Note: This article discusses a change in Quebec, Canada which will substitute the GlaxoSmithKline HPV vax in place of the Merck vax in an effort to save money for the province. I can't help but wonder if a GSK Rep got to a Quebecois politician to convince him or her that the money savings was wise. In fact, it's a money loser for Merck and a win for GSK. I won't even combine Eveready and Duracell batteries in a toy - here we have students being experimented upon with two separate brands and formulations of a vaccine that is meant to be given in multiple doses. HPV vaccination will topple the myth of vaccine safety - croyez nous. And bonne chance to these poor students.
Students in Quebec are the first in Canada to be vaccinated in a program that uses two different vaccines to protect against the human papillomavirus, a change that has divided experts.
Under the new program, which started this fall, students receive one shot of Gardasil 9, which protects against nine strains of HPV, including 16 and 18, the two that cause the majority of cervical, anal and other HPV-related cancers. Early next year, students will receive a shot of Cervarix, which protects against HPV 16 and 18 only.
The new schedule is expected to save the Quebec government $3-million a year.
Several experts and organizations call the change a risky experiment that puts savings over health. None of the experts dispute the safety of Cervarix. The concern is that students who do not get two doses of Gardasil 9 will not build sufficient immunity to seven of the nine strains. Cervarix, produced by GlaxoSmithKline (GSK), costs about $110 per dose, while Gardasil 9, made by Merck, costs about $190.

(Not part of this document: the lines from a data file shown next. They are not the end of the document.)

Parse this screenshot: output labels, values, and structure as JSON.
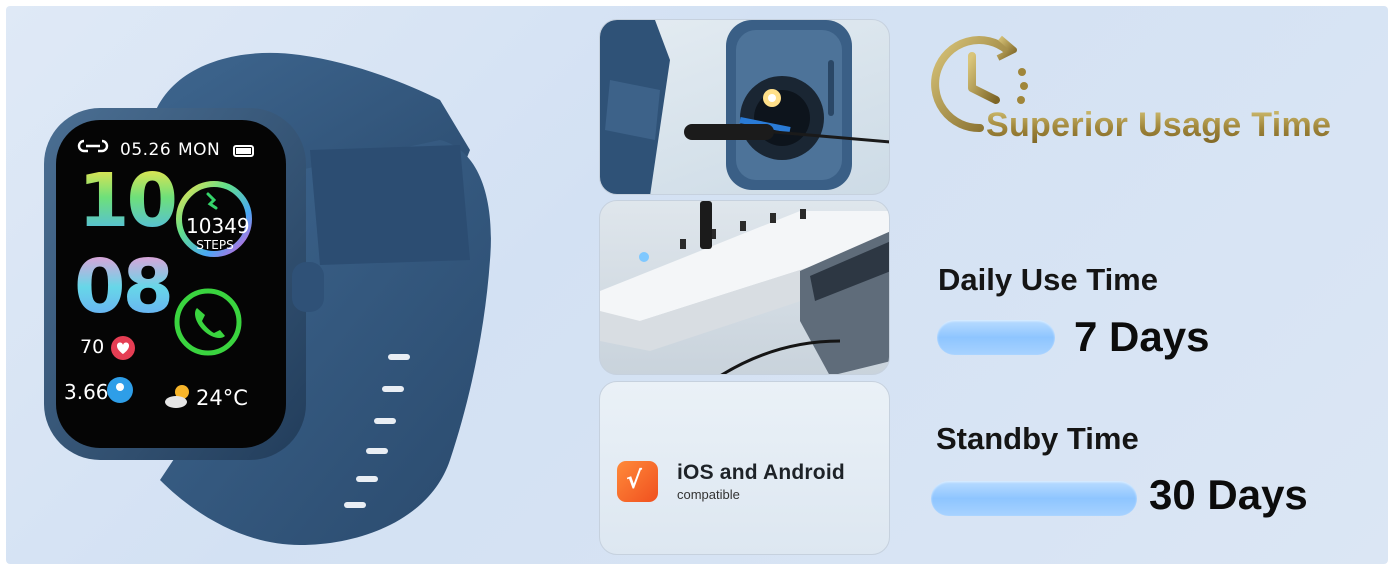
{
  "watch": {
    "date": "05.26",
    "day": "MON",
    "hour": "10",
    "minute": "08",
    "steps": "10349",
    "steps_label": "STEPS",
    "heart_rate": "70",
    "distance": "3.66",
    "temperature": "24°C",
    "colors": {
      "band": "#33577e",
      "screen": "#050505"
    }
  },
  "app": {
    "title": "iOS and Android",
    "subtitle": "compatible",
    "logo_color": "#f0501f"
  },
  "headline": "Superior Usage Time",
  "daily": {
    "label": "Daily Use Time",
    "value": "7 Days"
  },
  "standby": {
    "label": "Standby Time",
    "value": "30 Days"
  },
  "colors": {
    "gold": "#a0863a",
    "bar": "#8ec5ff",
    "background": "#d8e4f3"
  }
}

“[The change] took a lot of us by surprise,” said Nancy Durand, a gynecologist at Toronto’s Sunnybrook Health Sciences Centre. “It’s a living experiment."
But members of Quebec’s immunization committee say clinical evidence shows the amended vaccine program will protect young people. Committee member Vladimir Gilca says much of the backlash originates from Merck, which stands to lose if provinces reduce use of its vaccine. School-based HPV vaccination programs in every other province use two doses of Gardasil 9.
“It’s nothing new to change a vaccination program. The most of these changes pass without a lot of attention,” said Dr. Gilca, a scientific adviser for the National Public Health Institute of Quebec.
Some of the opposition is because Cervarix has been approved for use only in girls and women in Canada. That does not mean it is unsafe for boys, but it is unusual for policy-makers to use vaccines in this off-label way, said Marc Steben, who works in the unit for sexually transmitted infections of the National Public Health Institute of Quebec.
Some experts fear one dose of Gardasil 9 could leave students vulnerable to genital warts and other less common forms of cancer not covered by Cervarix.
“This is based on pretty skimpy evidence, particularly in terms of long-term outcomes,” said Zeev Rosberger, a psychologist who studies HPV prevention and is on the board of advocacy group HPV Awareness. Read more at The Globe and Mail.